Don’t judge someone who designs book covers by their book covers
You know, as much as I go on about how hard it is to write a book, I often spare a thought for the poor person who has to design the cover. After all, the cover has a very important job to do – it has to visually represent the essence of the book in a way interesting enough to attract people’s attention and lure them over. And even worse than that, the weight of expectation when showing it to the author for the first time must be considerable, even though the publisher often has final say. The thing is, it’s often not very easy to find the right image – especially when the stories are as bonkers as the ones I write.
Time Rep went through a variety of covers before the gorgeously sexy one it is bestowed with today. First of all, when it went on the internet as a free e-book, the website threw together a cover quickly for me, based solely on the title. And this is what it looked like:
I suppose it had the word “time” in the title, so a stopwatch did the trick for them. Anyway, after a few weeks I thought I’d try and improve it, and designed something myself in a generic digital watch font with some lines shooting out of a corner:
When I showed it to my girlfriend and asked her what she thought, she said “It’s rubbish.” Which it is. But sure enough, that image stayed online for a good few months. Finally, when Diversion Books obtained the English language rights, my agent asked me if I had any suggestions for the cover to pass on to them. I suggested a picture of the seagull sitting on a rock, overlooking the ocean (which to me is the key image of the book), and included this mocked up image as a guide for the designer:
Having realised the image was awful within five minutes of sending it, I e-mailed my agent again telling them to ignore it. She replied “Thank God you said that – I thought it looked like a self-help book!” So you see, when I look at book covers (and the cover of Time Rep in particular), I take a moment to appreciate just how hard it is to design something that looks good; something that does the story justice.
This is why I need to become more famous you see – to help make life easier for my cover designer. After all, the more famous you get, the more space your name takes up on the cover, and the less space is given to pesky design elements such as the title of the book, or any images associated with it. I’ve demonstrated this below in a chart I like to call the “Fame to name size on cover” curve:
You see how easy it becomes?

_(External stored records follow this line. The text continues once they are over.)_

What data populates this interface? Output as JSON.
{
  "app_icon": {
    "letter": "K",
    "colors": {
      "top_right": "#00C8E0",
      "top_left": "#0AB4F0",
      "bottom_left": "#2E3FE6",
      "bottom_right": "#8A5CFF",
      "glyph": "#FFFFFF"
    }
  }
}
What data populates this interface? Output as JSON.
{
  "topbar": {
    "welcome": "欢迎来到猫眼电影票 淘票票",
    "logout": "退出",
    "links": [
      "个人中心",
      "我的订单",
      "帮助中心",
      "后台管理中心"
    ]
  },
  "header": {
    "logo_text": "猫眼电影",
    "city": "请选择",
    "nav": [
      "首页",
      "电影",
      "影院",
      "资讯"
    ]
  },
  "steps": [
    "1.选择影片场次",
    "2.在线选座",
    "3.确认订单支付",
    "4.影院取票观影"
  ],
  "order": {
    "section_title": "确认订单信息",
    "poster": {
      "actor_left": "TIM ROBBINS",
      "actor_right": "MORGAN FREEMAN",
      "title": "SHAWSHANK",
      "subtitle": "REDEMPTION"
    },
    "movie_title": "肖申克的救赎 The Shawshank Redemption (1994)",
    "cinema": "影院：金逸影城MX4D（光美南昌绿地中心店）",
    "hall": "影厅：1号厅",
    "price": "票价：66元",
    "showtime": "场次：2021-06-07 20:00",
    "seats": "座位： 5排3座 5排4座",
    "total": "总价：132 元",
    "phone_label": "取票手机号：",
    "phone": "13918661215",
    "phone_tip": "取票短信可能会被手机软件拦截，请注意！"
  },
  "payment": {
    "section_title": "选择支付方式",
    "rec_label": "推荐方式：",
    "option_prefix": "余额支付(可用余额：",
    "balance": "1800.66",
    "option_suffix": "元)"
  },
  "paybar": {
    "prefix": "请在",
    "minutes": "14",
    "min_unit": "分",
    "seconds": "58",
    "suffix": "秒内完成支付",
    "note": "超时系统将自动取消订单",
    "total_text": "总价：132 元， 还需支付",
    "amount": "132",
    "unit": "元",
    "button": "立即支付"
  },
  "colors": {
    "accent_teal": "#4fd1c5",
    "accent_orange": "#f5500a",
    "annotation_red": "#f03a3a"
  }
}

If the cover you’re designing sits on the right hand side of the curve, you’re laughing! Just bosh the name in, leave an inch or so for the title, then you can spend the rest of the day playing The Elder Scrolls: Skyrim. Or perhaps Pikmin 3 if you’re not into role playing games, and have a Wii U.
So why am I talking about book covers, you ask? Because I’m excited to see what the nice people at Diversion Books come up with as the cover for Note to Self. So much crazy stuff happens in that book, I wouldn’t know where to start if I was them…
Until next time!